# What to work on:
Each line in the data holding "value" should be listed.

Website and app data records
--
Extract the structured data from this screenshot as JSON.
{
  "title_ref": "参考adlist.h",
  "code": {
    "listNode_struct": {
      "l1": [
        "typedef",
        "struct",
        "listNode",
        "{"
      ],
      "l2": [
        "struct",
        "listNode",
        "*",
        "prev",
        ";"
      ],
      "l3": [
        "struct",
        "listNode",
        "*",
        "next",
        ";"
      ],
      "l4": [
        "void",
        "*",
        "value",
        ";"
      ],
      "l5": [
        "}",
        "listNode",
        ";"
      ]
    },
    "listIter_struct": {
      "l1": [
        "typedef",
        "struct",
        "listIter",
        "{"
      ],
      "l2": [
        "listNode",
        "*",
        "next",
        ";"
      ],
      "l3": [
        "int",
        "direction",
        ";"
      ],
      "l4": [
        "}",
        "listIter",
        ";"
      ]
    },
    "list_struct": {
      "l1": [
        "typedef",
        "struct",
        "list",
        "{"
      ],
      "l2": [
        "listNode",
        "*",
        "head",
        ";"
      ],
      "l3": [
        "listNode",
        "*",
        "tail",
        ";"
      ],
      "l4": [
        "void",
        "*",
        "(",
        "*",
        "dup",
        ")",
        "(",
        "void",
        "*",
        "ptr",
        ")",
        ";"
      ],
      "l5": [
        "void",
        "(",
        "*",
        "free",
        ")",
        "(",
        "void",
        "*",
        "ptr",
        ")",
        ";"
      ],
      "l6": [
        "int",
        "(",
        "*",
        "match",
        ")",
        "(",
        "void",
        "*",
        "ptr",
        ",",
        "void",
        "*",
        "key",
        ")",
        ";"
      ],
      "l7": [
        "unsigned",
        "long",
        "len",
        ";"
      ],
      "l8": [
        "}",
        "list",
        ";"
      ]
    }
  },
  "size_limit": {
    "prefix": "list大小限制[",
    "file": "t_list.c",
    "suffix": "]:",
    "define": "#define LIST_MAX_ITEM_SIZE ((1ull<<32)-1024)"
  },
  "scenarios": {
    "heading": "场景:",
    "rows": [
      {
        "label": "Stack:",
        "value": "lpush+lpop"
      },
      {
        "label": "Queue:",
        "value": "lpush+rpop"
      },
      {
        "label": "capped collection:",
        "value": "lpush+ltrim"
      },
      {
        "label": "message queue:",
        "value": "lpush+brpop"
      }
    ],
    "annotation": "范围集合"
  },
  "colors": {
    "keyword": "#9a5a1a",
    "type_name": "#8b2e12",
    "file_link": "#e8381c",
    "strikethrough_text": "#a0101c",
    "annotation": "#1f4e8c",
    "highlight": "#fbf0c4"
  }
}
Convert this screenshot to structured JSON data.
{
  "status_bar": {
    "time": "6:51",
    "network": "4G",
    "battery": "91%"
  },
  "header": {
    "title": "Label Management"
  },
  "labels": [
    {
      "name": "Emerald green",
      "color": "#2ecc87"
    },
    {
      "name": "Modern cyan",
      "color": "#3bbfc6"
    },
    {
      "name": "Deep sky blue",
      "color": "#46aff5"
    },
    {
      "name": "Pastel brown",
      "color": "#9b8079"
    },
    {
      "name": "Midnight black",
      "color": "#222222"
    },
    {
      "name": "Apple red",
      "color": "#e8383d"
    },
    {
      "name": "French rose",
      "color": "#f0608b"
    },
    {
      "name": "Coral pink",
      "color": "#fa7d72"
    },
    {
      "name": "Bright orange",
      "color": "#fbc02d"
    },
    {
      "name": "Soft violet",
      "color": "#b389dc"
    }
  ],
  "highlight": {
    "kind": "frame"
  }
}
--
# Response area:
        "value",
        "value": "lpush+lpop"
        "value": "lpush+rpop"
        "value": "lpush+ltrim"
        "value": "lpush+brpop"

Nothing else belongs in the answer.